One other lesson in passing is to open oneself to Paul rather than to other pushy teachers. (2Cor. 6:11-13) “O ye Corinthians, our mouth is open unto you, our heart is enlarged. Ye are not straitened in us, but ye are straitened in your own bowels. Now for a recompence in the same, (I speak as unto my children,) be ye also enlarged.” Paul is not a tight-ass (i.e., “straitened in [one's] own bowels”) like Mr. Strickland who said reprovingly, “Am I to under­stand you're still hanging around with Dr. Emmett Brown, McFly?” Paul allowed a broad spectrum of friend­ships, as demonstrated by 1Cor. 5:9-10. His following saying, (2Cor. 6:14) “Be ye not unequally yoked together with unbelievers: ...” was meant to apply to worship and ministry, not to friend­ships in the world. In the movie Marty could yoke him­self with the orchestra as their guitarist, but he couldn't get away with playing heavy metal.

Production Values

This sci-fi flick, “Back to the Future” (1985) was directed by Robert Zemeckis. It was written by Robert Zemeckis and Bob Gale. It stars Michael J. Fox, Christopher Lloyd, and Lea Thompson. Both Michael J. Fox and Christopher Lloyd give impeccable performances. Lea Thompson did a knock­out job as the child/mom Lor­raine. The supporting cast does a great job, too. Young actors were used with extensive makeup when playing their older adult roles.

This movie is rated PG. The script is perfect, the orchestra is fulsome, the pop sound­track includes Lindsay Buckingham, Eric Carmen and Huey Louis and the News.
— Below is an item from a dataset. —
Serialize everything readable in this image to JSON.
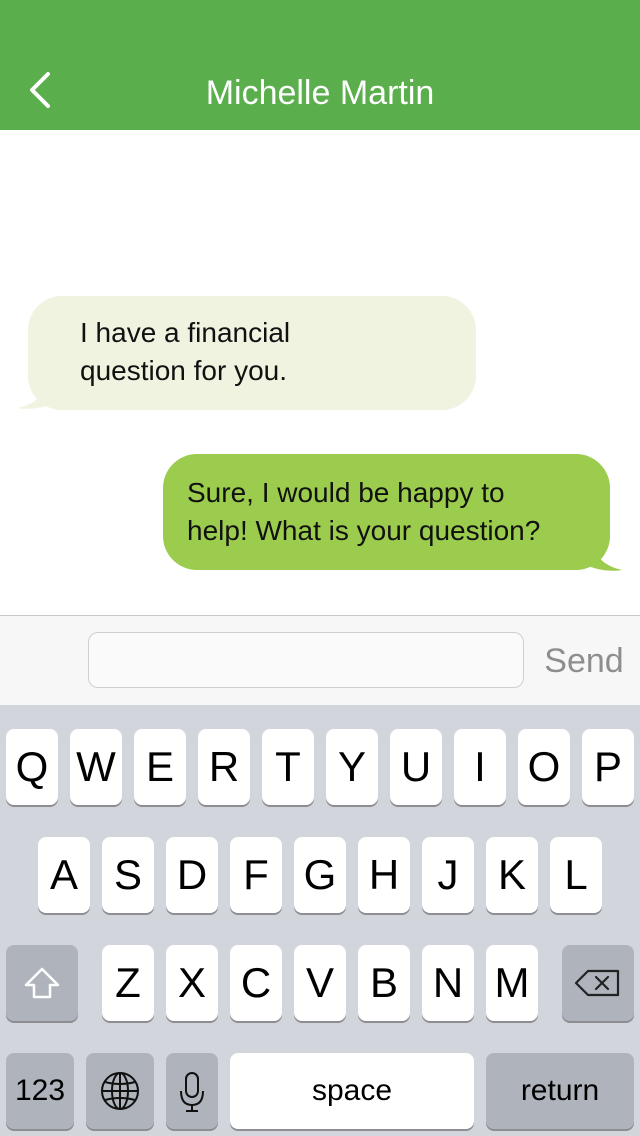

Alan Silvestri's music served the picture well. “Back to the Future” is the gold standard in action, comedy, sci-fi. The main character displays an innocence appealing to the child in all of us.

Review Conclusion w/ Christian Recommendation

I liked this picture when it came out in 1985, remembered a lot of it when seeing it again thirty years later, and enjoyed it all the same. This is a picture that has aged well, is well spoken of, and won't disappoint when seen again.

Movie Ratings

Action factor: Decent action scenes. Suitability for children: Suitable for children with guidance. Special effects: Well done special effects. Video Occasion: Good for Groups. Suspense: Lots of suspenseful moments. Overall product rating: Five stars out of five.